pulse 50 MCGS to 'ON' (RPV can now receive external commands, is remotely controllable and is off the internal programmer) (50 * 7 is about 350 miles flown from launch point)
Crosstrack correction was probably fed directly to the flight control box. By the time you got into the 147SDL with the solid state computer and LORAN, things changed greatly for now you now had closed loop guidance with correction (to the limits of LORAN).
As a side note, in one photo made at the People's Air Force Museum & Air Defense Museum, Hanoi, the remains of a mechanical programmer can be seen.
max launch weight 3065 lbs
100 gallons in BQM-34A + 68 gallons in rear fuselage extension (Wagner p26), total 168 gallons

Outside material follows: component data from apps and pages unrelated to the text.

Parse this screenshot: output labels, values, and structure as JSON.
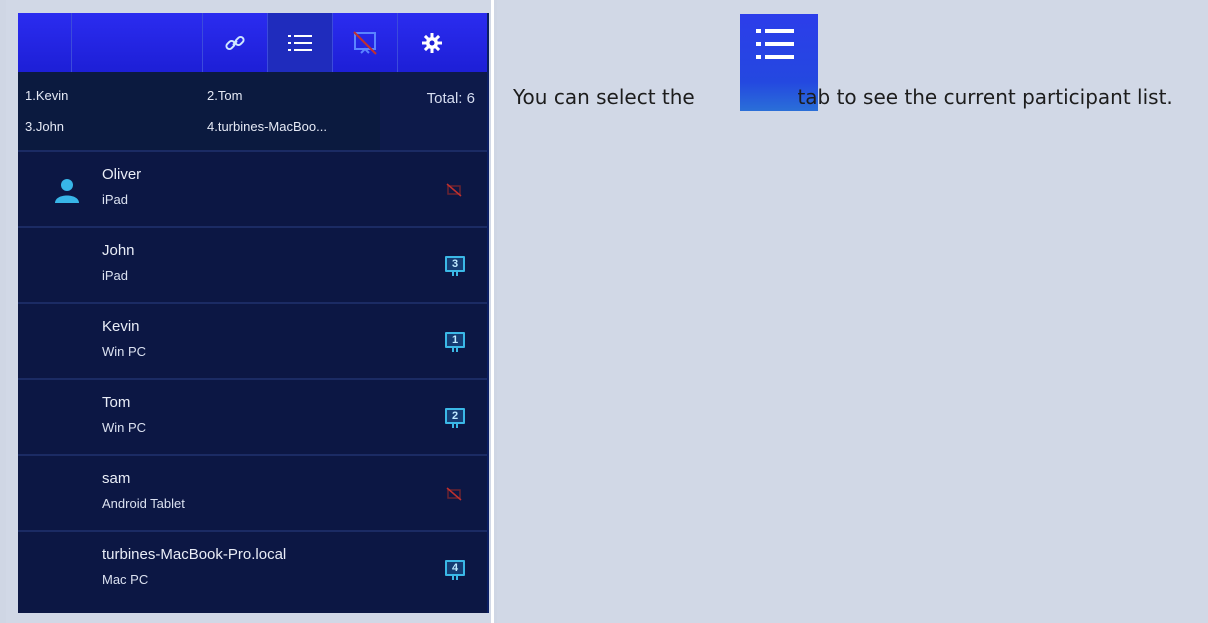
{
  "app": {
    "toolbar": {
      "icons": [
        "link-icon",
        "list-icon",
        "screen-off-icon",
        "gear-icon"
      ],
      "active": "list-icon"
    },
    "summary": {
      "items": [
        "1.Kevin",
        "2.Tom",
        "3.John",
        "4.turbines-MacBoo..."
      ],
      "total": "Total: 6"
    },
    "participants": [
      {
        "name": "Oliver",
        "device": "iPad",
        "status": "not-presenting",
        "badge": ""
      },
      {
        "name": "John",
        "device": "iPad",
        "status": "screen",
        "badge": "3"
      },
      {
        "name": "Kevin",
        "device": "Win PC",
        "status": "screen",
        "badge": "1"
      },
      {
        "name": "Tom",
        "device": "Win PC",
        "status": "screen",
        "badge": "2"
      },
      {
        "name": "sam",
        "device": "Android Tablet",
        "status": "not-presenting",
        "badge": ""
      },
      {
        "name": "turbines-MacBook-Pro.local",
        "device": "Mac PC",
        "status": "screen",
        "badge": "4"
      }
    ]
  },
  "instructions": {
    "before": "You can select the",
    "after": "tab to see the current participant list."
  },
  "colors": {
    "toolbar": "#2b2cf0",
    "background": "#0c1744",
    "accent": "#3bb8e6",
    "page": "#d1d8e6"
  }
}
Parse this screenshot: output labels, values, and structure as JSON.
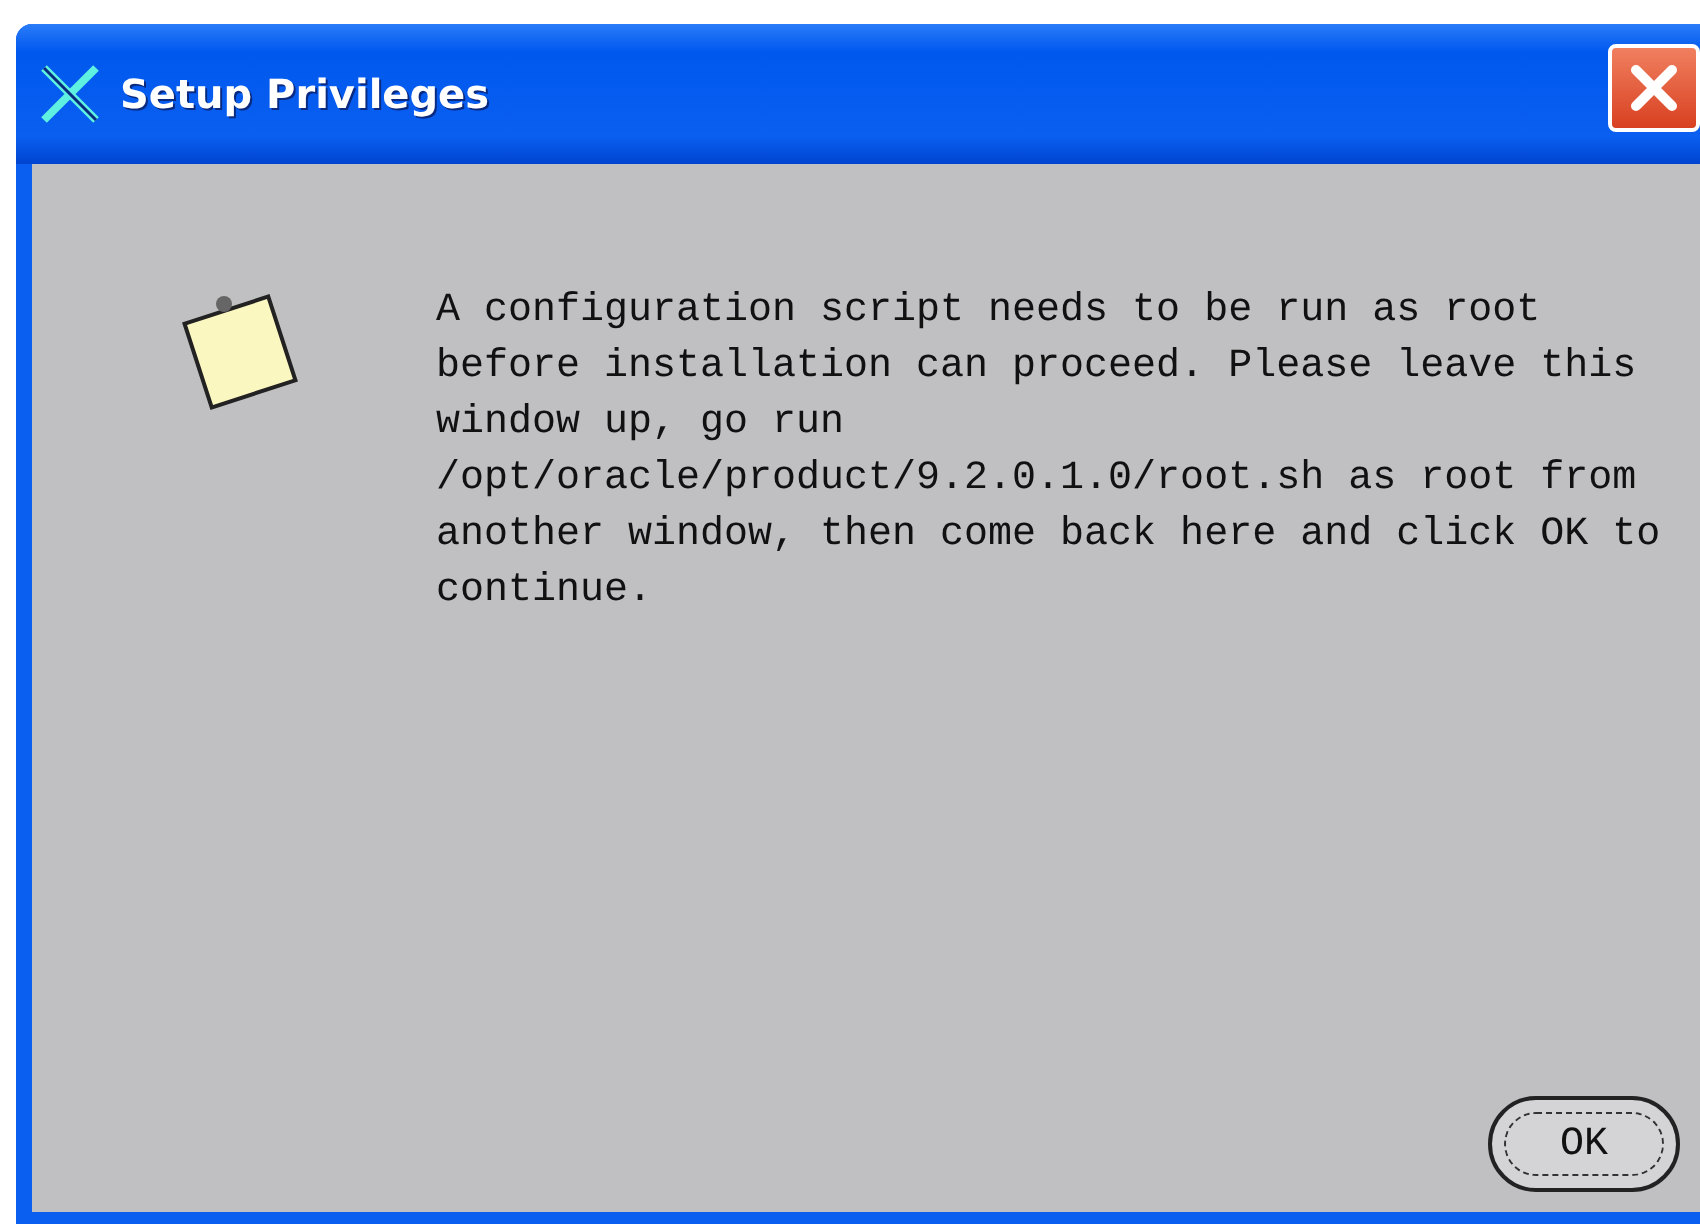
{
  "window": {
    "title": "Setup Privileges"
  },
  "message_lines": [
    "A configuration script needs to be run as root",
    "before installation can proceed. Please leave this",
    "window up, go run",
    "/opt/oracle/product/9.2.0.1.0/root.sh as root from",
    "another window, then come back here and click OK to",
    "continue."
  ],
  "buttons": [
    {
      "label": "OK"
    }
  ]
}
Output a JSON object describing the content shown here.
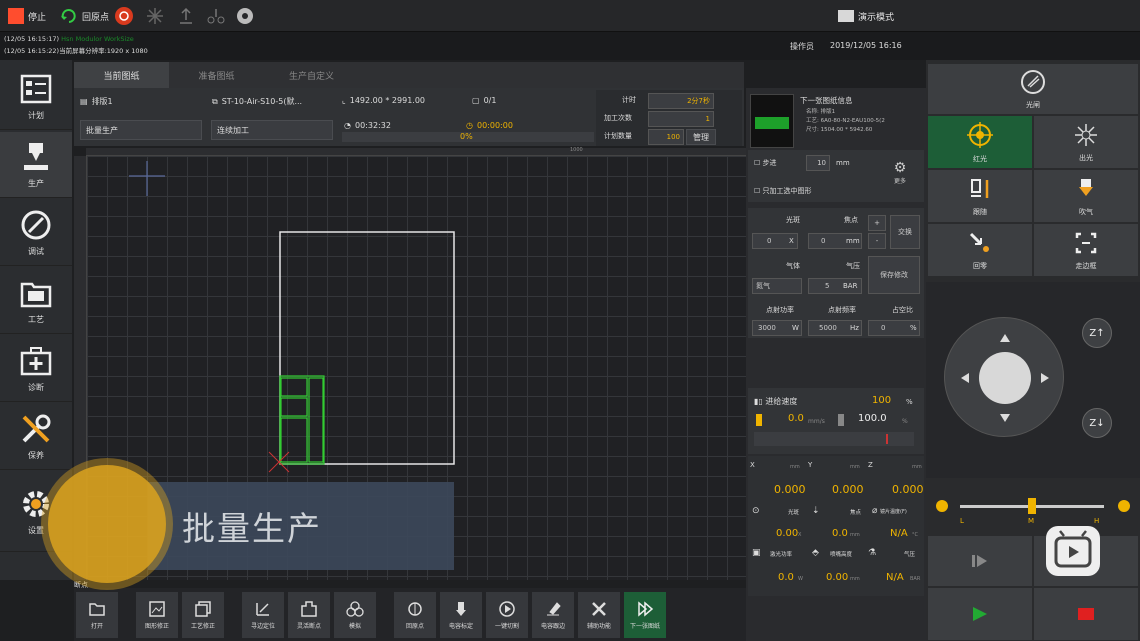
{
  "topbar": {
    "stop_label": "停止",
    "origin_label": "回原点",
    "mode_label": "演示模式"
  },
  "statusbar": {
    "log_line_1": "(12/05 16:15:17)",
    "log_line_1_green": "Hsn Modulor WorkSize",
    "log_line_2": "(12/05 16:15:22)当前屏幕分辨率:1920 x 1080",
    "operator": "操作员",
    "datetime": "2019/12/05 16:16"
  },
  "sidebar": {
    "items": [
      {
        "label": "计划",
        "icon": "plan-icon"
      },
      {
        "label": "生产",
        "icon": "production-icon"
      },
      {
        "label": "调试",
        "icon": "debug-icon"
      },
      {
        "label": "工艺",
        "icon": "process-icon"
      },
      {
        "label": "诊断",
        "icon": "diagnosis-icon"
      },
      {
        "label": "保养",
        "icon": "maintenance-icon"
      },
      {
        "label": "设置",
        "icon": "settings-icon"
      }
    ]
  },
  "tabs": [
    "当前图纸",
    "准备图纸",
    "生产自定义"
  ],
  "info": {
    "layout": "排版1",
    "file": "ST-10-Air-S10-5(默...",
    "size": "1492.00 * 2991.00",
    "count": "0/1",
    "mode_select": "批量生产",
    "process_select": "连续加工",
    "time1": "00:32:32",
    "time2": "00:00:00",
    "progress_pct": "0%",
    "progress": 0,
    "timer_label": "计时",
    "timer_value": "2分7秒",
    "proc_count_label": "加工次数",
    "proc_count_value": "1",
    "plan_qty_label": "计划数量",
    "plan_qty_value": "100",
    "manage_label": "管理"
  },
  "ruler": {
    "tick": "1000"
  },
  "next_sheet": {
    "title": "下一张图纸信息",
    "name_label": "名称:",
    "name_value": "排版1",
    "process_label": "工艺:",
    "process_value": "6A0-80-N2-EAU100-5(2",
    "size_label": "尺寸:",
    "size_value": "1504.00 * 5942.60"
  },
  "params": {
    "step_label": "步进",
    "step_value": "10",
    "step_unit": "mm",
    "only_label": "只加工选中图形",
    "more_label": "更多",
    "light_label": "光斑",
    "light_value": "0",
    "light_unit": "X",
    "focus_label": "焦点",
    "focus_value": "0",
    "focus_unit": "mm",
    "swap_label": "交换",
    "gas_label": "气体",
    "gas_value": "氮气",
    "pressure_label": "气压",
    "pressure_value": "5",
    "pressure_unit": "BAR",
    "blow_label": "保存修改",
    "power_label": "点射功率",
    "power_value": "3000",
    "power_unit": "W",
    "freq_label": "点射频率",
    "freq_value": "5000",
    "freq_unit": "Hz",
    "duty_label": "占空比",
    "duty_value": "0",
    "duty_unit": "%",
    "feed_label": "进给速度",
    "feed_pct": "100",
    "feed_unit": "%",
    "speed_value": "0.0",
    "speed_unit": "mm/s",
    "override_value": "100.0",
    "override_unit": "%"
  },
  "coords": {
    "x_label": "X",
    "y_label": "Y",
    "z_label": "Z",
    "unit": "mm",
    "x": "0.000",
    "y": "0.000",
    "z": "0.000",
    "spot_label": "光斑",
    "spot_value": "0.00",
    "spot_unit": "X",
    "focus_label": "焦点",
    "focus_value": "0.0",
    "focus_unit": "mm",
    "temp_label": "镜片温度(F)",
    "temp_value": "N/A",
    "temp_unit": "°C",
    "laser_power_label": "激光功率",
    "laser_power_value": "0.0",
    "laser_power_unit": "W",
    "nozzle_label": "喷嘴高度",
    "nozzle_value": "0.00",
    "nozzle_unit": "mm",
    "gas_label": "气压",
    "gas_value": "N/A",
    "gas_unit": "BAR"
  },
  "right": {
    "shutter_label": "光闸",
    "red_light_label": "红光",
    "laser_out_label": "出光",
    "follow_label": "跟随",
    "blow_label": "吹气",
    "return_label": "回零",
    "border_label": "走边框",
    "zup_label": "Z↑",
    "zdown_label": "Z↓",
    "speed_low": "L",
    "speed_mid": "M",
    "speed_high": "H",
    "speed_level": 0.5
  },
  "toolbar": [
    {
      "label": "打开",
      "icon": "folder-icon"
    },
    {
      "label": "图形修正",
      "icon": "image-edit-icon"
    },
    {
      "label": "工艺修正",
      "icon": "layers-icon"
    },
    {
      "label": "寻边定位",
      "icon": "edge-find-icon"
    },
    {
      "label": "灵活断点",
      "icon": "breakpoint-icon"
    },
    {
      "label": "模拟",
      "icon": "simulate-icon"
    },
    {
      "label": "回原点",
      "icon": "home-icon"
    },
    {
      "label": "电容标定",
      "icon": "calibrate-icon"
    },
    {
      "label": "一键切割",
      "icon": "play-circle-icon"
    },
    {
      "label": "电容跟边",
      "icon": "trace-icon"
    },
    {
      "label": "辅助功能",
      "icon": "tools-icon"
    },
    {
      "label": "下一张图纸",
      "icon": "next-sheet-icon"
    }
  ],
  "toolbar_header": "断点",
  "overlay": {
    "label": "批量生产"
  },
  "colors": {
    "accent_green": "#1d5e37",
    "value_yellow": "#f0b400",
    "drawing_green": "#33cc33",
    "stop_red": "#e02020",
    "go_green": "#22aa33"
  }
}
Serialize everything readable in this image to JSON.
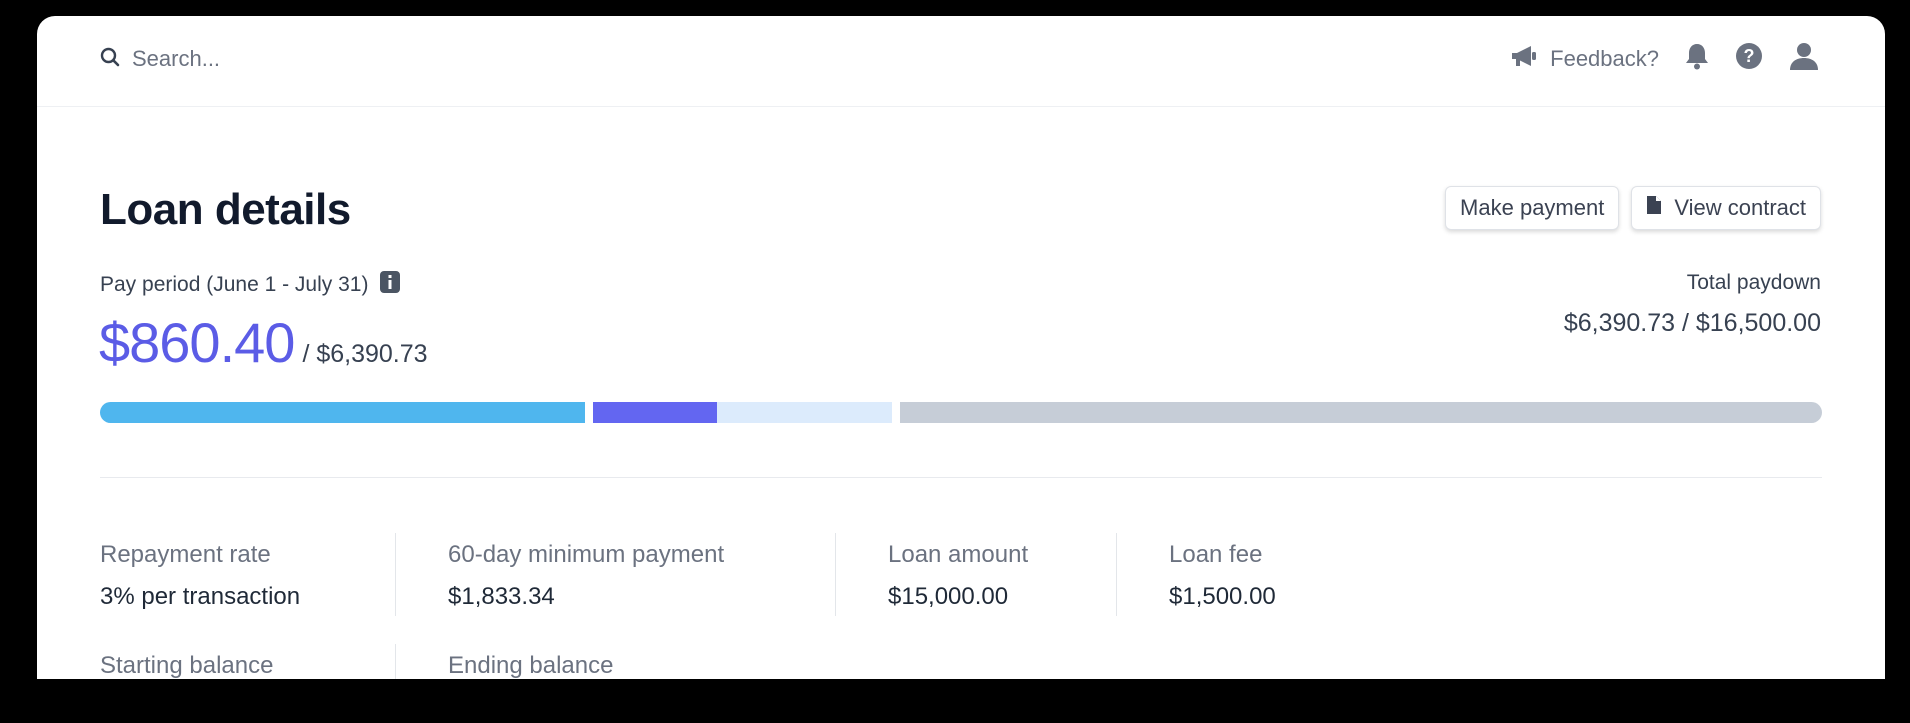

JP-4 density 750-802 kg/m3 or 6.5 lb/gallon
JP-5 density 788-845 kg/m3
max rating 1700 lbf static (30 min), SFC 1.10 (Jane's)
normal rating 1375 lbf static (30 min), SFC 1.085 (Jane's)
BQM-34A 'Standard Aircraft Characteristics' (PDF), analysis of 'Mission F' which is 610 knots at low level and hence most like that of the AQM-34L.
engine at max rating = mil rating: 1700 lbf static (30 min), SFC 1.10 (Jane's), fuel consumption 1870 lbs/hr or 288 gallons/hr or 4.80 gallons/min
engine at normal rating: 1375 lbf static (30 min), SFC 1.085 (Jane's), fuel consumption 1492 lbs/hr or 230 gallons/hr or 3.83 gallons/min
Mission F includes 4 minutes of mil power on the pylon (warm up and range free wait). 4 minutes consumes 19.2 gallons. 100-19.2 = 80.8 gallons left. Usable fuel could be even less?
Since the fuel left is 80.8 gallons, 0.281 hrs = 16.8 min running time at mil rating remains. Theoretically, for full fuel, 0.347 hours = 20.8 minutes
Two ranges are quoted for Mission F, 137 and 156 nm. The average is 147 nm, and this gives a flight time of 147/610 = 0.241 hours = 14.5 minutes. 2.3 minutes less than calculated above, unexplained
BQM-34A at 500 knots at low level
If speed is reduced from 610 to 500 knots, a drag reduction is expected in the order of (500/610)^2 = 0.67, ignoring Mach effects, which would make the reduction greater. If drag is 67%, required thrust is also 67%, and fuel consumption also 67% if constant SFC is assumed, therefore 1253 lbs/hr or 193 gallons/hr or 3.21 gallons/min
For full fuel, this would give 100/193 = 0.516 hr = 31.0 min, giving a range of 0.516 * 500 = 258 nm
AQM-34L at 500 knots at low level
If it is assume that the 147SC has 1.68 times the fuel, that it is topped off completely before launch, and assuming the BQM-34A drag model, the range becomes 1.68*258 = 433 nm. Since the AQM-34L is heavier thus will have extra induced drag, plus a bit more skin drag, so actual range is likely be below 400 nm. The 375 nm figure quoted above for a lo-lo mission seems reasonable.
AQM-34L at 500 knots at high level
If the BQM-34A range for 'Mission A' from the BQM-34A 'Standard Aircraft Characteristics' (PDF) is simply multiplied by 1.68 as above, and then reduced by a guesstimated 15% for the higher mass, 1160 nm is calculated.
The BQM-34A polar (including Mach effects) could be derived from data and graphs in the Standard Aircraft Characteristic sheet. The polar could then be modified for the AQM-34. A J69 thrust model is also required, including density and speed effects. See for example: 'Theory and Practice of Aircraft Performance' by Ajoy Kumar Kundu, Mark A. Price, David Riordan. Or seach on "polar high subsonic aircraft"